Second, read the interim report of the President's Task Force on 21st Century policing. The mayor and police commissioner could immediately begin to implement the recommendations of the report with little cost to the citizens of Baltimore. It is written in even-handed and accessible prose, and it is not rocket science. It is a tremendous resource that all of us can use as a reference on police-community relations. It should be mandatory reading for all members of the Rawlings-Blake/Batts administrations, the City Council and the public at large.
Third, don't waste the city's money fighting the Department of Justice investigation. Embrace the federal officials who are concerned about improving police/community relations in Baltimore and nationwide. I especially encourage Batts and Ms. Rawlings-Blake to read in advance the consent decree entered into by the City of New Orleans, its police department and the DOJ. It is a step by-step guide on improving police practices. Doing so will save Baltimore a lot of angst, time and money. Every dollar spent on defending the indefensible conduct of a few police officers or bad policing policies is a tax dollar wasted.
Fourth, look for federal dollars to help fund the use of police body cameras and their related costs and other reforms. The city of Baltimore receives millions of dollars in Department of Justice funding. By working with the Department of Justice in creative ways, some of this money can be redeployed to invest in real reform on policing practices.
Finally, my fifth and most heartfelt plea: Madame Mayor, I have taken great pride in your ascent, watching you go from young activist to mayor, but you could be a better informed champion of police reform. I know that your dad would want you to be a national star on this topic that was very dear to him, so I urge you to you to embrace all of the resources that are available so that no more unarmed people are hurt or killed by police under your watch.
As someone who wants the best for you and the city of Baltimore, I am giving you the prescription.
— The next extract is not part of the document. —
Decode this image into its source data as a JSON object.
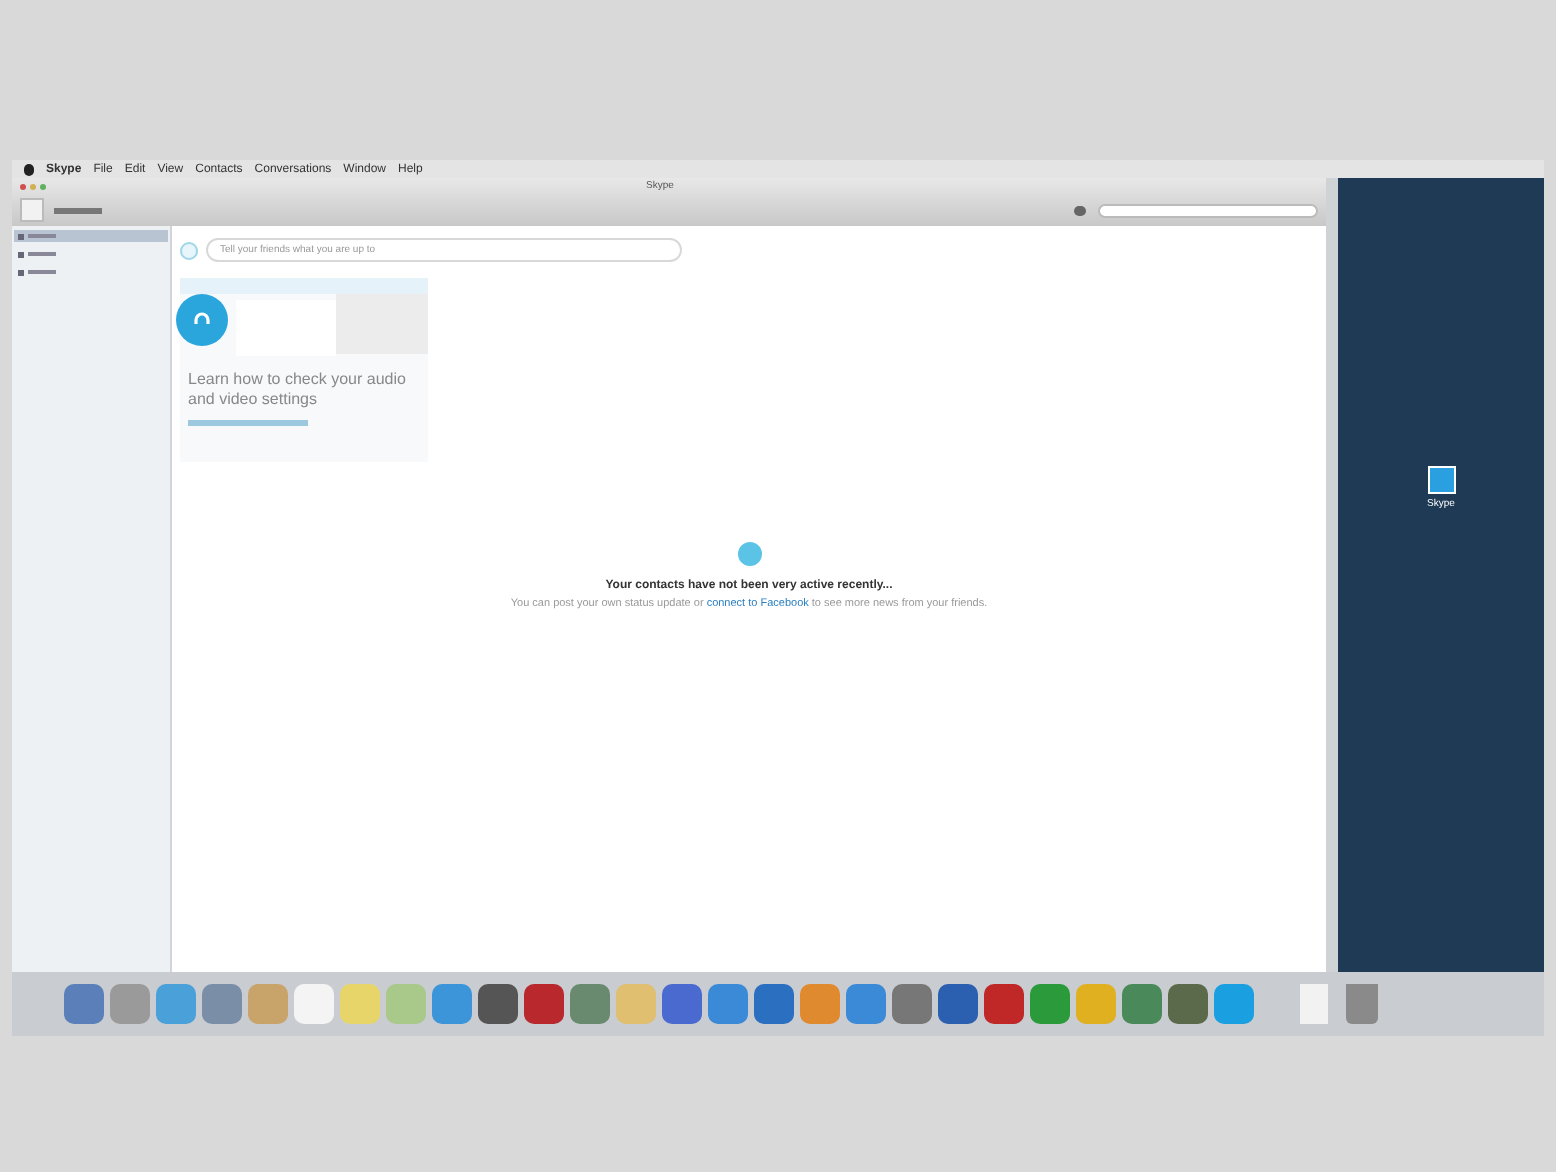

Please take the medicine.
— Laura W. Murphy is the former director of the ACLU Washington Legislative Office. Her email is firstname.lastname@example.org. She wrote this for the Baltimore Sun.